‘I’ll make ye laugh,’ said Haley, laying about their heads with his riding whip.
They ducked their heads, ran shouting up the bank, and were on their horses before he could reach them.
‘Good evening, mas’r,’ said Sam. ’I berry much ’spect missis be anxious ‘bout us. Mas’r Haley won’t want us no longer.’ Then off they went as fast as their horses could gallop.
It was late at night before they reached home again, but Mrs. Shelby was waiting for them. As soon as she heard the horses galloping up she ran out to the balcony.
‘Is that you, Sam?’ she called. ‘Where are they?’
‘Mas’r Haley’s a-restin’ at the tavern. He’s drefful fatigued, missis.’
‘And Eliza, Sam?’
‘Come up here, Sam,’ called Mr. Shelby, who had followed his wife, ’and tell your mistress what she wants to know.’
So Sam went up and told the wonderful story of how Eliza had crossed the river on the floating ice. Mr. and Mrs. Shelby found it hard to believe that such a thing was possible.
Mrs. Shelby was very, very glad that Eliza had escaped. She told Aunt Chloe to give Sam and Andy a specially good supper.
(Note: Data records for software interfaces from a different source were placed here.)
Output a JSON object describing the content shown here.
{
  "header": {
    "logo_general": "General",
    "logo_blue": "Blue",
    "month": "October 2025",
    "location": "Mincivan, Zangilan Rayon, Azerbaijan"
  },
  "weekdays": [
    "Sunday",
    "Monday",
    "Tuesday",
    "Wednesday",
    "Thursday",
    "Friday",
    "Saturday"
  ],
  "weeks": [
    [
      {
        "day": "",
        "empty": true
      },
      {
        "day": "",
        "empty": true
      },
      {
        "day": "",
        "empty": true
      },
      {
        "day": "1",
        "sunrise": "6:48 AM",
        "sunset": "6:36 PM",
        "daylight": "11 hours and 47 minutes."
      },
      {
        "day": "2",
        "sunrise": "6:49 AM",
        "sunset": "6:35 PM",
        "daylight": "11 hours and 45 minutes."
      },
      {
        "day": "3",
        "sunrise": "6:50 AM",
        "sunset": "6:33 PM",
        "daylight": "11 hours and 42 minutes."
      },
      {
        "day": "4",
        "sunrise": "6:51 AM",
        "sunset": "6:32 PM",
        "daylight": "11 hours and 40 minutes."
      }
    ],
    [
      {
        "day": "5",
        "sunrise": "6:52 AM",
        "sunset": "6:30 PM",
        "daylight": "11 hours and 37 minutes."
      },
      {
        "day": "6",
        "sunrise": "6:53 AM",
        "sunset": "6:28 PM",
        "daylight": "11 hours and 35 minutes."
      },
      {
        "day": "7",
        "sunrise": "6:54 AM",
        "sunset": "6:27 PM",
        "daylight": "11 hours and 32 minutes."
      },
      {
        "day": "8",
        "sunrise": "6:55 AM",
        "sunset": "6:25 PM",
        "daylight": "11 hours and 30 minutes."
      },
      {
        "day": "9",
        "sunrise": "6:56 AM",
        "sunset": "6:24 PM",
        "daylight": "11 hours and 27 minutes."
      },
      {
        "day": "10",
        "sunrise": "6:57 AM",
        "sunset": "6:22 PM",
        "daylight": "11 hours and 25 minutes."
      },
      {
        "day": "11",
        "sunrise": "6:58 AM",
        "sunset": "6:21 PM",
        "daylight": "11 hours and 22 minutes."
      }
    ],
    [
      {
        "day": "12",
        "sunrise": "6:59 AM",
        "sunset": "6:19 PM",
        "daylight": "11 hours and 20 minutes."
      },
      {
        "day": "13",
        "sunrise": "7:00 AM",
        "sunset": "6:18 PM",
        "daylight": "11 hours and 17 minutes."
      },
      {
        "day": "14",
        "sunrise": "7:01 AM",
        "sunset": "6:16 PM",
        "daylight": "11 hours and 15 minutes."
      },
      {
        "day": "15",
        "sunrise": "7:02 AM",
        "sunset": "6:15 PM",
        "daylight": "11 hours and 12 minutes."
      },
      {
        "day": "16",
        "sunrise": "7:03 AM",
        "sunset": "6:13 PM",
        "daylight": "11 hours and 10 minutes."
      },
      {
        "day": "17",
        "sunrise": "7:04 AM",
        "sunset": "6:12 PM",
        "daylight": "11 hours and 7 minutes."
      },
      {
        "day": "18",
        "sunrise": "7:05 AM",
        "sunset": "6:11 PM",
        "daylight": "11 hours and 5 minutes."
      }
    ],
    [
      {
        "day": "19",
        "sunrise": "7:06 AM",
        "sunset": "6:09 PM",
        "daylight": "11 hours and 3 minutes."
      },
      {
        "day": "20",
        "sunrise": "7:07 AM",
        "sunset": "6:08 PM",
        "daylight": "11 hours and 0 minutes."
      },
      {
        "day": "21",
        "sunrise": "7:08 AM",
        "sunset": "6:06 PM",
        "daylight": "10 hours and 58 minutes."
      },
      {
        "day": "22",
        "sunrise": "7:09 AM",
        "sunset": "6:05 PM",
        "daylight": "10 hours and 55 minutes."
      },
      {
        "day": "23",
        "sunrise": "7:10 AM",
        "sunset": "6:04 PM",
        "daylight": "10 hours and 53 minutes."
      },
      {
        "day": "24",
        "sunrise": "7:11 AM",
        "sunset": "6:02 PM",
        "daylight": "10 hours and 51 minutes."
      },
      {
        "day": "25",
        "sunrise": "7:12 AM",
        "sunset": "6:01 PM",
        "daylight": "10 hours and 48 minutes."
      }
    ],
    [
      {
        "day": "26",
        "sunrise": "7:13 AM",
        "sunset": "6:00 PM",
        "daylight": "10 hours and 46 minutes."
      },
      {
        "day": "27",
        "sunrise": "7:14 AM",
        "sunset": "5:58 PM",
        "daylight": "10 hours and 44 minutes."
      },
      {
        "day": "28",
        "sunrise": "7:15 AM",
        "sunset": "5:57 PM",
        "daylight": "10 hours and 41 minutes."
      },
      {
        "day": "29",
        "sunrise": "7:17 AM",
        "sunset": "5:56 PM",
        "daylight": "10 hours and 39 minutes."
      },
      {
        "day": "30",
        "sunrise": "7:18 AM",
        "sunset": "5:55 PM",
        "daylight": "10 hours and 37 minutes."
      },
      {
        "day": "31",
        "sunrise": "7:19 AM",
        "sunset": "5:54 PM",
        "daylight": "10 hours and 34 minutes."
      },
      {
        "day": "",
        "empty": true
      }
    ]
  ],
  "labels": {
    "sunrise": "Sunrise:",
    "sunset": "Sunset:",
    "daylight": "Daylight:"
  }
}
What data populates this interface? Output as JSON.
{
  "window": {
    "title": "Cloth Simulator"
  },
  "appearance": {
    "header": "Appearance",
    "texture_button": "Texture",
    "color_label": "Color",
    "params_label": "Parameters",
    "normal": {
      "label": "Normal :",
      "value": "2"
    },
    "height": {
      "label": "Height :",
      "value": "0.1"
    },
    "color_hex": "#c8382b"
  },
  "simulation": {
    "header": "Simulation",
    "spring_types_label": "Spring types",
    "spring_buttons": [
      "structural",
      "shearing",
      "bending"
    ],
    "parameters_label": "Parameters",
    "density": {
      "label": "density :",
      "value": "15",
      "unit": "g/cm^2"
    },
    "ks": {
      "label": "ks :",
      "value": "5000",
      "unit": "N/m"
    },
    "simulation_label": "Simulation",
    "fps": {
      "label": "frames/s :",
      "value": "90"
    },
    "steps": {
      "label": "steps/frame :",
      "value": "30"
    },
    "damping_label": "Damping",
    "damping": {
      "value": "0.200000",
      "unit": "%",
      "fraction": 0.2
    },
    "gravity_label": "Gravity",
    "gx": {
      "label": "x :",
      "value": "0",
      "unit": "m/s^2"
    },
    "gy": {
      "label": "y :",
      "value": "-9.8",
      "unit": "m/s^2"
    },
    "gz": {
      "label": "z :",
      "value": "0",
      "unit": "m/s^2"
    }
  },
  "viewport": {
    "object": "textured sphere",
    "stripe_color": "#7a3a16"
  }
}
Then they went to bed quite pleased with their day’s work.
ELIZA FINDS A REFUGE
A lady and gentleman were sitting talking happily together in the drawing-room of the white house to which Eliza had gone. Suddenly their old black man-of-all-work put his head in at the door and said, ’Will missis come into the kitchen?’
The lady went. Presently she called to her husband, ’I do wish you would come here a moment.’
He rose and went into the kitchen.
There lay Eliza on two kitchen chairs. Her poor feet were all cut and bleeding, and she had fainted quite away. The master of the house drew his breath short, and stood silent.
His wife and the cook were trying to bring Eliza round. The old man had Harry on his knee, and was busy pulling off his shoes and stockings, to warm the little cold feet.
‘Poor creature,’ said the lady.
Suddenly Eliza opened her eyes. A dreadful look of pain came into her face. She sprang up saying, ‘Oh, my Harry, have they got him?’
As soon as he heard her voice, Harry jumped from the old man’s knee, and running to her side, put up his arms.
‘Oh, he’s here! he’s here,’ she said, kissing him. ‘Oh, ma’am,’ she went, on turning wildly to the lady of the house, ’do protect us, don’t let them get him.’
‘Nobody shall hurt you here, poor woman,’ said the lady. ’You are safe; don’t be afraid.’
‘God bless you,’ said Eliza, covering her face and sobbing, while Harry, seeing her crying, tried to get into her lap to comfort her.
’You needn’t be afraid of anything; we are friends here, poor woman. Tell me where you come from and what you want,’ said the lady.